After establishing this important background, the course covers Kant's *Prolegomena to Any Future Metaphysics*, including the fine details of Kant's views concerning metaphysics, the analytic/synthetic and *a priori/a posteriori* distinctions, arithmetic, geometry, physics, epistemology, space, time, intuition, judgments, subjectivity vs. objectivity, concepts of the understanding, pure (syllogistic) logic, reason, the boundaries of human knowledge, noumena, and the antinomies of pure reason. We also briefly touched on his *Groundwork for the Metaphysics of Morals*, which discusses freedom and different kinds of *imperatives*, and lays out Kant's theory of ethics.

My role as a teaching assistant primarily consisted of grading students' responses to weekly homework assignments, and offering feedback on their understanding of the material.

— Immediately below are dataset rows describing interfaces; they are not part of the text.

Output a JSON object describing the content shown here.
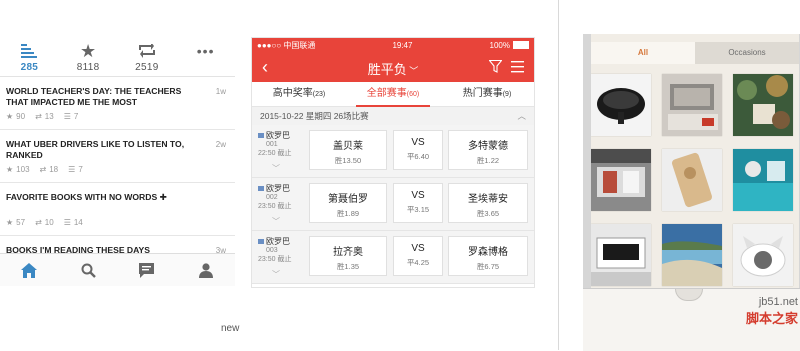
{
  "reading_app": {
    "tabs": [
      {
        "name": "list",
        "count": "285"
      },
      {
        "name": "star",
        "count": "8118"
      },
      {
        "name": "retweet",
        "count": "2519"
      },
      {
        "name": "more",
        "count": ""
      }
    ],
    "items": [
      {
        "title": "WORLD TEACHER'S DAY: THE TEACHERS THAT IMPACTED ME THE MOST",
        "age": "1w",
        "stars": "90",
        "shares": "13",
        "comments": "7"
      },
      {
        "title": "WHAT UBER DRIVERS LIKE TO LISTEN TO, RANKED",
        "age": "2w",
        "stars": "103",
        "shares": "18",
        "comments": "7"
      },
      {
        "title": "FAVORITE BOOKS WITH NO WORDS ✚",
        "age": "",
        "stars": "57",
        "shares": "10",
        "comments": "14"
      },
      {
        "title": "BOOKS I'M READING THESE DAYS",
        "age": "3w",
        "stars": "",
        "shares": "",
        "comments": ""
      }
    ]
  },
  "lottery_app": {
    "status": {
      "carrier": "●●●○○ 中国联通 ",
      "time": "19:47",
      "battery": "100%"
    },
    "nav_title": "胜平负",
    "tabs": [
      {
        "label": "高中奖率",
        "count": "(23)"
      },
      {
        "label": "全部赛事",
        "count": "(60)"
      },
      {
        "label": "热门赛事",
        "count": "(9)"
      }
    ],
    "date_line": "2015-10-22 星期四  26场比赛",
    "matches": [
      {
        "league": "欧罗巴",
        "num": "001",
        "time": "22:50 截止",
        "home": "盖贝莱",
        "home_odds": "胜13.50",
        "vs": "VS",
        "draw_odds": "平6.40",
        "away": "多特蒙德",
        "away_odds": "胜1.22"
      },
      {
        "league": "欧罗巴",
        "num": "002",
        "time": "23:50 截止",
        "home": "第聂伯罗",
        "home_odds": "胜1.89",
        "vs": "VS",
        "draw_odds": "平3.15",
        "away": "圣埃蒂安",
        "away_odds": "胜3.65"
      },
      {
        "league": "欧罗巴",
        "num": "003",
        "time": "23:50 截止",
        "home": "拉齐奥",
        "home_odds": "胜1.35",
        "vs": "VS",
        "draw_odds": "平4.25",
        "away": "罗森博格",
        "away_odds": "胜6.75"
      }
    ]
  },
  "gallery": {
    "segments": [
      "All",
      "Occasions"
    ]
  },
  "watermark": {
    "site": "jb51.net",
    "cn": "脚本之家"
  },
  "caption": "new",
  "colors": {
    "accent_blue": "#3b88c3",
    "lottery_red": "#e8443a",
    "gallery_orange": "#d5773b"
  }
}
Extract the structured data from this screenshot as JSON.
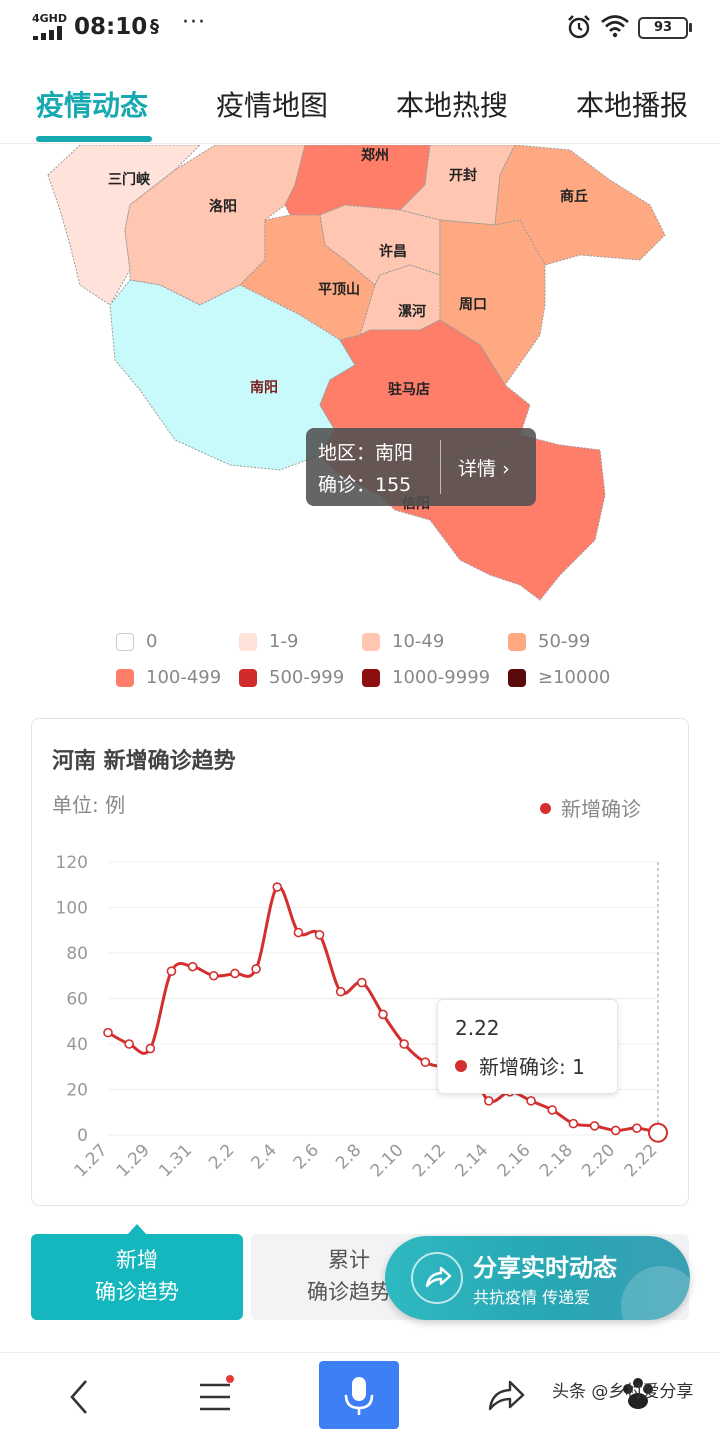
{
  "status_bar": {
    "network": "4GHD",
    "time": "08:10",
    "dots": "···",
    "battery": "93"
  },
  "tabs": [
    {
      "label": "疫情动态",
      "active": true
    },
    {
      "label": "疫情地图",
      "active": false
    },
    {
      "label": "本地热搜",
      "active": false
    },
    {
      "label": "本地播报",
      "active": false
    }
  ],
  "map": {
    "cities": {
      "sanmenxia": "三门峡",
      "zhengzhou": "郑州",
      "kaifeng": "开封",
      "shangqiu": "商丘",
      "luoyang": "洛阳",
      "xuchang": "许昌",
      "pingdingshan": "平顶山",
      "luohe": "漯河",
      "zhoukou": "周口",
      "nanyang": "南阳",
      "zhumadian": "驻马店",
      "xinyang": "信阳"
    },
    "tooltip": {
      "region": "地区：南阳",
      "confirmed": "确诊：155",
      "detail": "详情"
    },
    "colors": {
      "level_0": "#ffffff",
      "level_1": "#ffe3da",
      "level_2": "#ffc7b1",
      "level_3": "#ffa982",
      "level_4": "#ff7e6a",
      "level_5": "#d12c2b",
      "level_6": "#8d0e0e",
      "level_7": "#5a0a0a",
      "selected": "#c8fafb"
    }
  },
  "legend": [
    {
      "label": "0",
      "color": "#ffffff"
    },
    {
      "label": "1-9",
      "color": "#ffe3da"
    },
    {
      "label": "10-49",
      "color": "#ffc7b1"
    },
    {
      "label": "50-99",
      "color": "#ffa982"
    },
    {
      "label": "100-499",
      "color": "#ff7e6a"
    },
    {
      "label": "500-999",
      "color": "#d12c2b"
    },
    {
      "label": "1000-9999",
      "color": "#8d0e0e"
    },
    {
      "label": "≥10000",
      "color": "#5a0a0a"
    }
  ],
  "trend_card": {
    "title": "河南 新增确诊趋势",
    "unit": "单位: 例",
    "legend": "新增确诊",
    "tooltip": {
      "date": "2.22",
      "text": "新增确诊: 1"
    }
  },
  "chart_data": {
    "type": "line",
    "x": [
      "1.27",
      "1.28",
      "1.29",
      "1.30",
      "1.31",
      "2.1",
      "2.2",
      "2.3",
      "2.4",
      "2.5",
      "2.6",
      "2.7",
      "2.8",
      "2.9",
      "2.10",
      "2.11",
      "2.12",
      "2.13",
      "2.14",
      "2.15",
      "2.16",
      "2.17",
      "2.18",
      "2.19",
      "2.20",
      "2.21",
      "2.22"
    ],
    "tick_labels": [
      "1.27",
      "1.29",
      "1.31",
      "2.2",
      "2.4",
      "2.6",
      "2.8",
      "2.10",
      "2.12",
      "2.14",
      "2.16",
      "2.18",
      "2.20",
      "2.22"
    ],
    "series": [
      {
        "name": "新增确诊",
        "values": [
          45,
          40,
          38,
          72,
          74,
          70,
          71,
          73,
          109,
          89,
          88,
          63,
          67,
          53,
          40,
          32,
          30,
          31,
          15,
          19,
          15,
          11,
          5,
          4,
          2,
          3,
          1
        ]
      }
    ],
    "ylim": [
      0,
      120
    ],
    "yticks": [
      0,
      20,
      40,
      60,
      80,
      100,
      120
    ],
    "color": "#d32f2f",
    "grid": true
  },
  "toggles": {
    "new_line1": "新增",
    "new_line2": "确诊趋势",
    "total_line1": "累计",
    "total_line2": "确诊趋势"
  },
  "share": {
    "title": "分享实时动态",
    "subtitle": "共抗疫情 传递爱"
  },
  "bottom_nav": {
    "watermark": "头条 @乡村爱分享"
  }
}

I also held weekly office hours to discuss the reading with students.

#### 80-310/610 Formal Logic

**Teaching Assistant (Fall 2019, Fall 2020)**

#### 80-315/615 Modal Logic

**Teaching Assistant (Spring 2020)**

80-310/610 Formal Logic is one of the central courses in the graduate curriculum offered by the CMU Philosophy Department, and in the undergraduate Logic & Computation program. It provides an introduction to the core of classical mathematical logic: the syntax, semantics, proof calculus, soundness, and completeness of both propositional and first-order logic. 80-315/615 Modal Logic is a logic elective offered by the department, covering the basic core of (classical, propositional) modal logic, more sophisticated topics in its standard relational model theory, topological semantics, first-order modal logic, and the numerous connections to other topics in logic & philosophy.

I took both of these courses as an undergraduate, and had the opportunity to serve as the grader/teaching assistant for the 2019 and 2020 instances, all taught by my thesis advisor Adam Bjorndahl. As a TA, my main responsibilities were to grade student work and offer feedback, and to meet with students (both individually and in office hours) to help them with the problem sets & the material. The second half of the Spring 2020 semester and the entire Fall 2020 semester were conducted remotely.

80-310 Syllabus (F20)80-315 Syllabus (S20)

Some proof-writing tips I produced for 80-310/610 (F19)

A summary of some key ideas from 80-310/610 (F20)

#### 80-100 Intro to Philosophy

**Teaching Assistant (Fall 2019)**

As a graduate student in the philosophy department, I have the wonderful opportunity to serve as a teaching assistant for the department's Introduction to Philosophy course, taught by Simon Cullen, with assistance from Clark Glymour. Intro to Philosophy is designed to give students a broad introduction to issues of contemporary interest in philosophy, especially questions in applied ethics and metaphysics. The goal of the course is to significantly sharpen student's analytical reasoning skills, so, even if they ultimately aren't interested in philosophy itself, they will still receive tremendous benefit from having taken the course. The homework assigned to students requires them to construct "argument diagrams" (like the one pictured on the right), visually depicting a particular line of reasoning. Extracting these diagrams from (even sharply-written) philosophical prose is no easy task, so the course is designed to help students gradually develop this skill. However, once one has a diagram of a given argument, it becomes much easier to assess the strength of the argument, articulate its basic assumptions, and subject it to substantive critique.

My role as teaching assistant for this course consists of grading student work, holding office hours, meeting with students to help them in the course, and teaching two sections of a weekly recitation. I design my recitations to give students the opportunity to critically evaluate the arguments presented in lecture & assigned readings, discuss with their peers, and refine their own position on the philosophical issues. I adopt a collaboration-oriented approach which emphasizes student interaction and discussion, and minimizes instances of me "lecturing". We have lively debates in recitation, covering a wide variety of topics and viewpoints.

I also had the opportunity to deliver one lecture for this course: Lecture 26 on Alan Turing's "Computing Machinery and Intelligence".

Course Website